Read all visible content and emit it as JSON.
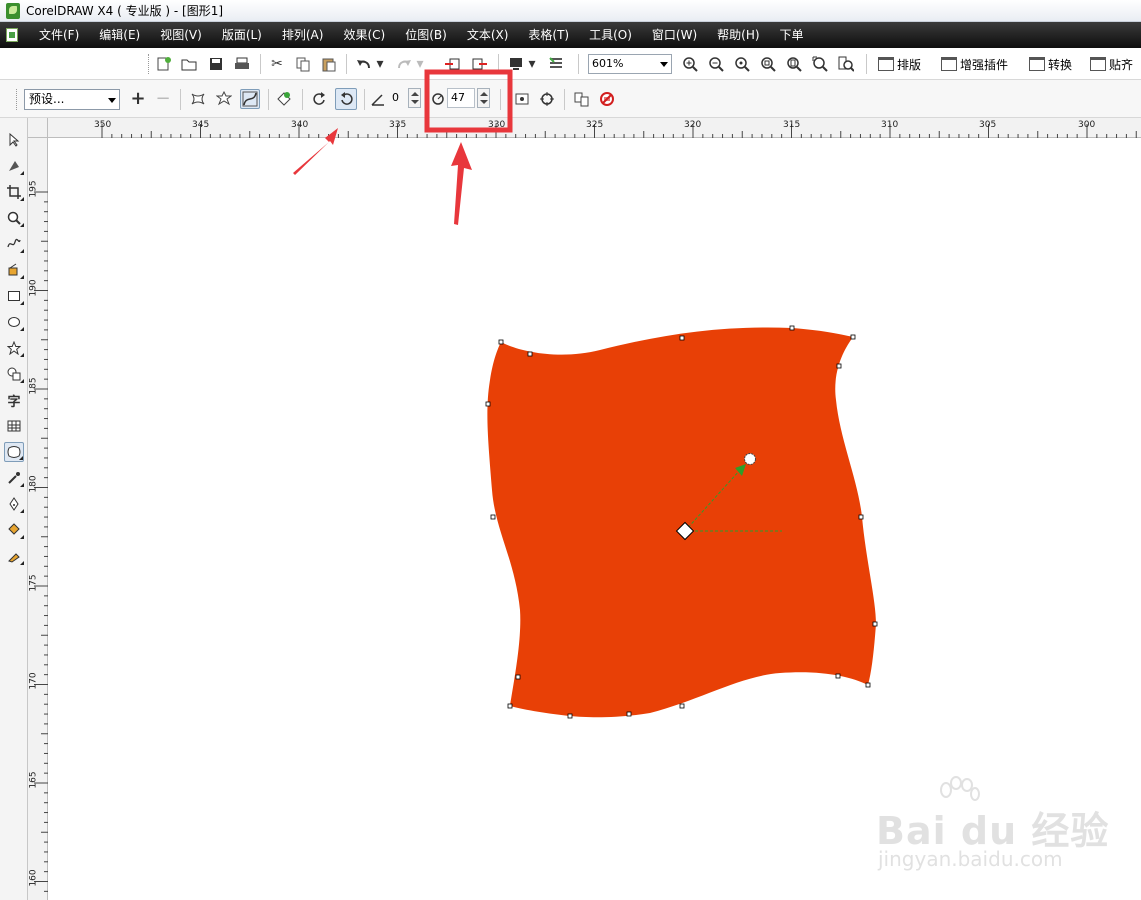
{
  "window": {
    "title": "CorelDRAW X4 ( 专业版 ) - [图形1]"
  },
  "menu": {
    "items": [
      "文件(F)",
      "编辑(E)",
      "视图(V)",
      "版面(L)",
      "排列(A)",
      "效果(C)",
      "位图(B)",
      "文本(X)",
      "表格(T)",
      "工具(O)",
      "窗口(W)",
      "帮助(H)",
      "下单"
    ]
  },
  "standard_toolbar": {
    "zoom_level": "601%",
    "plugins": [
      "排版",
      "增强插件",
      "转换",
      "贴齐"
    ]
  },
  "property_bar": {
    "preset_label": "预设...",
    "distortion_angle": "0",
    "distortion_amount": "47",
    "active_mode": "counterclockwise-twister"
  },
  "rulers": {
    "horizontal_labels": [
      "350",
      "345",
      "340",
      "335",
      "330",
      "325",
      "320",
      "315",
      "310",
      "305",
      "300"
    ],
    "vertical_labels": [
      "195",
      "190",
      "185",
      "180",
      "175",
      "170",
      "165",
      "160"
    ]
  },
  "colors": {
    "shape_fill": "#e84006",
    "annotation_red": "#e8373c",
    "vector_green": "#2e9e2a"
  },
  "watermark": {
    "brand": "Bai du 经验",
    "url": "jingyan.baidu.com"
  }
}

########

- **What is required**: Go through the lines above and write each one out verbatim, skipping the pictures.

- **Answer section**:
Read all visible content and emit it as JSON.
{
  "window": {
    "title": "CorelDRAW X4 ( 专业版 ) - [图形1]"
  },
  "menu": {
    "items": [
      "文件(F)",
      "编辑(E)",
      "视图(V)",
      "版面(L)",
      "排列(A)",
      "效果(C)",
      "位图(B)",
      "文本(X)",
      "表格(T)",
      "工具(O)",
      "窗口(W)",
      "帮助(H)",
      "下单"
    ]
  },
  "standard_toolbar": {
    "zoom_level": "601%",
    "plugins": [
      "排版",
      "增强插件",
      "转换",
      "贴齐"
    ]
  },
  "property_bar": {
    "preset_label": "预设...",
    "distortion_angle": "0",
    "distortion_amount": "47",
    "active_mode": "counterclockwise-twister"
  },
  "rulers": {
    "horizontal_labels": [
      "350",
      "345",
      "340",
      "335",
      "330",
      "325",
      "320",
      "315",
      "310",
      "305",
      "300"
    ],
    "vertical_labels": [
      "195",
      "190",
      "185",
      "180",
      "175",
      "170",
      "165",
      "160"
    ]
  },
  "colors": {
    "shape_fill": "#e84006",
    "annotation_red": "#e8373c",
    "vector_green": "#2e9e2a"
  },
  "watermark": {
    "brand": "Bai du 经验",
    "url": "jingyan.baidu.com"
  }
}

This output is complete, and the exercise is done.